The new tool introduces key design features that overcome the challenges associated with LWD imaging in oil-base mud. Sensors are positioned on the drill collar and high-resolution electromagnetic pulses are sent through the mud from the sensor to the formation at multiple frequencies (similar in principle to recently introduced wireline imaging tools for OBM). A novel processing algorithm combines the multiple individual frequencies to produce a robust image. A set of ultrasonic sensors is positioned close to the resistivity sensors on the tool collar. Focusing of the sensors and high-sampling rates deliver HD resolution comparable to wireline ultrasonic imaging tools.
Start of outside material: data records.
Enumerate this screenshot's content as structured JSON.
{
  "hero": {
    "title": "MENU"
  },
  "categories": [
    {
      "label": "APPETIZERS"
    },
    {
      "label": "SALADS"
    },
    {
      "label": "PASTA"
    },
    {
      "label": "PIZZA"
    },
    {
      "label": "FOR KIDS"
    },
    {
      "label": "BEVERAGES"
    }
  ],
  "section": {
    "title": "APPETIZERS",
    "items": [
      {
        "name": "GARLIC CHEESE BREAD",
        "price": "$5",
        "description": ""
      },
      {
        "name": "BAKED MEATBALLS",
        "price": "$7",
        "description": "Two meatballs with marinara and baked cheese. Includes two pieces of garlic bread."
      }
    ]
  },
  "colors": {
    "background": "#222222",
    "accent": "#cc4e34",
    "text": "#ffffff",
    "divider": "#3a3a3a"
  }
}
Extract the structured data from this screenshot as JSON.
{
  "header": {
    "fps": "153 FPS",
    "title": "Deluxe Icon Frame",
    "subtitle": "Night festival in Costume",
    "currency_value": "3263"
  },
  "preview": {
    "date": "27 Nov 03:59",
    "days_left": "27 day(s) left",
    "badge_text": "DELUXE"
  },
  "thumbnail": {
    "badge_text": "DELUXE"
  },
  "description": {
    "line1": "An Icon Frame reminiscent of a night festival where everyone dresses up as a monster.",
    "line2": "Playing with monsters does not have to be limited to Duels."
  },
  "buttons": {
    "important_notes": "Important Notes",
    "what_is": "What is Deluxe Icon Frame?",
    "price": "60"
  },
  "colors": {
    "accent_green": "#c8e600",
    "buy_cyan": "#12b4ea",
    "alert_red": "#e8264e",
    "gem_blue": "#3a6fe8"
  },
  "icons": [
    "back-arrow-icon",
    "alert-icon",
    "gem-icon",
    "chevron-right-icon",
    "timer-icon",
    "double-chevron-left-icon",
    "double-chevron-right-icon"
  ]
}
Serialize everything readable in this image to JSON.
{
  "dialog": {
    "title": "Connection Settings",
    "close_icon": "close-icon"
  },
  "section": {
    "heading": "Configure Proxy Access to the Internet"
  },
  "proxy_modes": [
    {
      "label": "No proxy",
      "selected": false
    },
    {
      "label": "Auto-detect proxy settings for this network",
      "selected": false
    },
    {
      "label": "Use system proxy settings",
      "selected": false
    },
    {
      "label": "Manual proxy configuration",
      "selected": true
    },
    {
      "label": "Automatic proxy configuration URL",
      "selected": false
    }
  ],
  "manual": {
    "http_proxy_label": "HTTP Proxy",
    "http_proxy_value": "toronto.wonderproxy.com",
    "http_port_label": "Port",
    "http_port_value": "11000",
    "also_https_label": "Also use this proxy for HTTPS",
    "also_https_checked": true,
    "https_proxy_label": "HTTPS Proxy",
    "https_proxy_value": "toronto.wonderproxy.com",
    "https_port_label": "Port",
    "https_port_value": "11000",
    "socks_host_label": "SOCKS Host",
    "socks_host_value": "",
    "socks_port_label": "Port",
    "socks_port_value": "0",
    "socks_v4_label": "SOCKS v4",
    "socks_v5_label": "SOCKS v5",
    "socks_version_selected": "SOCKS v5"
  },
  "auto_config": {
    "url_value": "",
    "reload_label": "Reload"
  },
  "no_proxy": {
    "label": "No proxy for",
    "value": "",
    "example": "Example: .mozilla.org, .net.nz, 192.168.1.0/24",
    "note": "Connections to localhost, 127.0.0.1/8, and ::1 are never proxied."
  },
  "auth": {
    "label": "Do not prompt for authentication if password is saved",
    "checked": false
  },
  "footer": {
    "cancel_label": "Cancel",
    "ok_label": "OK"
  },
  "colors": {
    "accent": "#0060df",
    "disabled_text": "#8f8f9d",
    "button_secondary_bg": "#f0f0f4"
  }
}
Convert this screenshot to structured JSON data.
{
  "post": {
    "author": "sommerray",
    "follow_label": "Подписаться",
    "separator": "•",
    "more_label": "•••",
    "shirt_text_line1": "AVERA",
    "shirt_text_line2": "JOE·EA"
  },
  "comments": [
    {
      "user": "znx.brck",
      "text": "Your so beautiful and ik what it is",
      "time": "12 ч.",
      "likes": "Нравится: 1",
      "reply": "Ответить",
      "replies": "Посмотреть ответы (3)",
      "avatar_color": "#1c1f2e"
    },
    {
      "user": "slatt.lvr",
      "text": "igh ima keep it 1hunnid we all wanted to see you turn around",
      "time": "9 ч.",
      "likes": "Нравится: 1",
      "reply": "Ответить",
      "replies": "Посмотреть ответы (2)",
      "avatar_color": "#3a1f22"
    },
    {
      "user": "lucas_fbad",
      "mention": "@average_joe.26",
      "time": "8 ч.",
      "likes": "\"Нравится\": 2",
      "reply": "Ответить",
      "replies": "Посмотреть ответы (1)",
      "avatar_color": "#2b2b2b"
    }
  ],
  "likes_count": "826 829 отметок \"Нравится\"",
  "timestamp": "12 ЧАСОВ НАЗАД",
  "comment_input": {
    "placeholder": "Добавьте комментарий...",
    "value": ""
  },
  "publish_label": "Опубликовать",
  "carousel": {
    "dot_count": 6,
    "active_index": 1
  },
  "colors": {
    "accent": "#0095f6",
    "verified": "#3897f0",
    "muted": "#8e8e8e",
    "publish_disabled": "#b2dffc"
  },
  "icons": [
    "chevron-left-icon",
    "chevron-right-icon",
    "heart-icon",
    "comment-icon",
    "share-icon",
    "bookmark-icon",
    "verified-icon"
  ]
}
The multi-sensor design used for both measurement physics and their rapid firing and recording maximize full-borehole coverage in the majority of rotary drilling conditions.

An experimental version of the tool has been field tested in a broad variety of drilling and geological environments, also extensively in Norway. To date, over 45,000 ft of data have been acquired in wells ranging from vertical to horizontal. Data acquisition has been in clastics, carbonates, and evaporites having various formation properties. The field test data have confirmed the metrology of both physics types; i.e., resistivity and ultrasonic imaging. Examples are presented demonstrating the range of measurements under different borehole and geological conditions. Results to date have exceeded expectations in terms of imaging capabilities.

Mathias Horstman, CV

Mathias Horstman is principal domain petrophysicist with Schlumberger Norway, supporting both the reservoir characterization and drilling group in Scandinavia. After working for a period in the mining industry he joined Schlumberger in 2002 as a field engineer in Europe and Africa. He worked in management positions and held various petro-technical positions in log interpretation and geosteering in Europe and Asia. Mathias holds a master’s degree in geology from the University of Freiburg, Germany. He is currently president of the Norwegian Formation Evaluation Society (NFES), the Norwegian chapter of the Society of Petrophysicists and Well Log Analysts.